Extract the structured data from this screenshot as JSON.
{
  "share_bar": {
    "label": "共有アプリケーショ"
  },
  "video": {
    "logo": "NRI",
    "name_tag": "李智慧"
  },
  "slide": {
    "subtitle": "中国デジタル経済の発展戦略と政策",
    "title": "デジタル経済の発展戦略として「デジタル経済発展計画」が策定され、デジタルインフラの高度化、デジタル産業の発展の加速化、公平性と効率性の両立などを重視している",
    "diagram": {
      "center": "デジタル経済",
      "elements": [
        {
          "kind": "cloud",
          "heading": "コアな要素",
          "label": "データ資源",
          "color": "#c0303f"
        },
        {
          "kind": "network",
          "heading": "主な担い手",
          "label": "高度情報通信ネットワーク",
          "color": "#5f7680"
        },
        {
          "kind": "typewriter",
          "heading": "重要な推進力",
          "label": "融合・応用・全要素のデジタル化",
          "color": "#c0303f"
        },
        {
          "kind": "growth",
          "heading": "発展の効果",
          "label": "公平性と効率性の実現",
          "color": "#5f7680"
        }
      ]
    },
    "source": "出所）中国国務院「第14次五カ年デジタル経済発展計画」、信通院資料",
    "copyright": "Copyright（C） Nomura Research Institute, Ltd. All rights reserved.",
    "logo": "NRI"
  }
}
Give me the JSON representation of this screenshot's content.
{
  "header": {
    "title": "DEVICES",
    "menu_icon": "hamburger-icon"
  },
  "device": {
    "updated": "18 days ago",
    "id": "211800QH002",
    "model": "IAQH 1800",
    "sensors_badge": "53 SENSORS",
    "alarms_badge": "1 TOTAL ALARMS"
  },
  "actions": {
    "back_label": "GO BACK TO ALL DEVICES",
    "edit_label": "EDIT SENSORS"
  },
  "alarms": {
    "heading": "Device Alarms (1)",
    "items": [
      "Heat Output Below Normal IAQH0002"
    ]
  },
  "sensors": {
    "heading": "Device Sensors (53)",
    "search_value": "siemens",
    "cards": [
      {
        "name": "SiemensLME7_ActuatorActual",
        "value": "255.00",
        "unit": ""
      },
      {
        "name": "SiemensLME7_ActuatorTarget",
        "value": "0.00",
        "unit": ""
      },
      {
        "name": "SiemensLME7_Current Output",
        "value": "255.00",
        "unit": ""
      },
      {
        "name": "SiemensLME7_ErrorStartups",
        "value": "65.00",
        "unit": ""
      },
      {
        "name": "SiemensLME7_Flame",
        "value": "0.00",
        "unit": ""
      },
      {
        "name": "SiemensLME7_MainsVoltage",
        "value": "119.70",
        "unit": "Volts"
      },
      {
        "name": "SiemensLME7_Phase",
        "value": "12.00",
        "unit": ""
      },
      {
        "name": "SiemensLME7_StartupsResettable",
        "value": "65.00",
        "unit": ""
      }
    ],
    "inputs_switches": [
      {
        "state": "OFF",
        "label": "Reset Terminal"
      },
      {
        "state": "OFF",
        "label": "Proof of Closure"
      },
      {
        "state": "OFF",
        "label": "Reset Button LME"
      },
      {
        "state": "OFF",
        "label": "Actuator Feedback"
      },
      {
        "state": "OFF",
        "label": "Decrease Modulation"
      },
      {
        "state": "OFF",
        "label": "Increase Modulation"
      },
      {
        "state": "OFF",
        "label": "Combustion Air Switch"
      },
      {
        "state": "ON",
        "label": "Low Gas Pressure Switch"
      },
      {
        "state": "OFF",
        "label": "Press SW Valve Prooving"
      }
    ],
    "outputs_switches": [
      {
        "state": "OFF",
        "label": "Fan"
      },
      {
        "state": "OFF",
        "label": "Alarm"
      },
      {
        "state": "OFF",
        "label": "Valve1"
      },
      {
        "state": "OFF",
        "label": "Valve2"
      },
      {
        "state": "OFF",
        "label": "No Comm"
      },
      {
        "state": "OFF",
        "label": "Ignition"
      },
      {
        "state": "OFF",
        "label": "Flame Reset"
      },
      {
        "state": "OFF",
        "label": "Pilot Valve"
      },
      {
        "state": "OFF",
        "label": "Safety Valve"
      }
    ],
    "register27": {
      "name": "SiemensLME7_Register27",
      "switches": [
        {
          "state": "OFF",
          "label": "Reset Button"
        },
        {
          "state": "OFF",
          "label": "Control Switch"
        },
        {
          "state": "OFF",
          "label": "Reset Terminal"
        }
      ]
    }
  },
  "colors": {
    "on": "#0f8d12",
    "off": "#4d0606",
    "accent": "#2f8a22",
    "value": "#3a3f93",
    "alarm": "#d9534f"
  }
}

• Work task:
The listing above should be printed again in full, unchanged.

• Task answer:
Extract the structured data from this screenshot as JSON.
{
  "share_bar": {
    "label": "共有アプリケーショ"
  },
  "video": {
    "logo": "NRI",
    "name_tag": "李智慧"
  },
  "slide": {
    "subtitle": "中国デジタル経済の発展戦略と政策",
    "title": "デジタル経済の発展戦略として「デジタル経済発展計画」が策定され、デジタルインフラの高度化、デジタル産業の発展の加速化、公平性と効率性の両立などを重視している",
    "diagram": {
      "center": "デジタル経済",
      "elements": [
        {
          "kind": "cloud",
          "heading": "コアな要素",
          "label": "データ資源",
          "color": "#c0303f"
        },
        {
          "kind": "network",
          "heading": "主な担い手",
          "label": "高度情報通信ネットワーク",
          "color": "#5f7680"
        },
        {
          "kind": "typewriter",
          "heading": "重要な推進力",
          "label": "融合・応用・全要素のデジタル化",
          "color": "#c0303f"
        },
        {
          "kind": "growth",
          "heading": "発展の効果",
          "label": "公平性と効率性の実現",
          "color": "#5f7680"
        }
      ]
    },
    "source": "出所）中国国務院「第14次五カ年デジタル経済発展計画」、信通院資料",
    "copyright": "Copyright（C） Nomura Research Institute, Ltd. All rights reserved.",
    "logo": "NRI"
  }
}
Give me the JSON representation of this screenshot's content.
{
  "header": {
    "title": "DEVICES",
    "menu_icon": "hamburger-icon"
  },
  "device": {
    "updated": "18 days ago",
    "id": "211800QH002",
    "model": "IAQH 1800",
    "sensors_badge": "53 SENSORS",
    "alarms_badge": "1 TOTAL ALARMS"
  },
  "actions": {
    "back_label": "GO BACK TO ALL DEVICES",
    "edit_label": "EDIT SENSORS"
  },
  "alarms": {
    "heading": "Device Alarms (1)",
    "items": [
      "Heat Output Below Normal IAQH0002"
    ]
  },
  "sensors": {
    "heading": "Device Sensors (53)",
    "search_value": "siemens",
    "cards": [
      {
        "name": "SiemensLME7_ActuatorActual",
        "value": "255.00",
        "unit": ""
      },
      {
        "name": "SiemensLME7_ActuatorTarget",
        "value": "0.00",
        "unit": ""
      },
      {
        "name": "SiemensLME7_Current Output",
        "value": "255.00",
        "unit": ""
      },
      {
        "name": "SiemensLME7_ErrorStartups",
        "value": "65.00",
        "unit": ""
      },
      {
        "name": "SiemensLME7_Flame",
        "value": "0.00",
        "unit": ""
      },
      {
        "name": "SiemensLME7_MainsVoltage",
        "value": "119.70",
        "unit": "Volts"
      },
      {
        "name": "SiemensLME7_Phase",
        "value": "12.00",
        "unit": ""
      },
      {
        "name": "SiemensLME7_StartupsResettable",
        "value": "65.00",
        "unit": ""
      }
    ],
    "inputs_switches": [
      {
        "state": "OFF",
        "label": "Reset Terminal"
      },
      {
        "state": "OFF",
        "label": "Proof of Closure"
      },
      {
        "state": "OFF",
        "label": "Reset Button LME"
      },
      {
        "state": "OFF",
        "label": "Actuator Feedback"
      },
      {
        "state": "OFF",
        "label": "Decrease Modulation"
      },
      {
        "state": "OFF",
        "label": "Increase Modulation"
      },
      {
        "state": "OFF",
        "label": "Combustion Air Switch"
      },
      {
        "state": "ON",
        "label": "Low Gas Pressure Switch"
      },
      {
        "state": "OFF",
        "label": "Press SW Valve Prooving"
      }
    ],
    "outputs_switches": [
      {
        "state": "OFF",
        "label": "Fan"
      },
      {
        "state": "OFF",
        "label": "Alarm"
      },
      {
        "state": "OFF",
        "label": "Valve1"
      },
      {
        "state": "OFF",
        "label": "Valve2"
      },
      {
        "state": "OFF",
        "label": "No Comm"
      },
      {
        "state": "OFF",
        "label": "Ignition"
      },
      {
        "state": "OFF",
        "label": "Flame Reset"
      },
      {
        "state": "OFF",
        "label": "Pilot Valve"
      },
      {
        "state": "OFF",
        "label": "Safety Valve"
      }
    ],
    "register27": {
      "name": "SiemensLME7_Register27",
      "switches": [
        {
          "state": "OFF",
          "label": "Reset Button"
        },
        {
          "state": "OFF",
          "label": "Control Switch"
        },
        {
          "state": "OFF",
          "label": "Reset Terminal"
        }
      ]
    }
  },
  "colors": {
    "on": "#0f8d12",
    "off": "#4d0606",
    "accent": "#2f8a22",
    "value": "#3a3f93",
    "alarm": "#d9534f"
  }
}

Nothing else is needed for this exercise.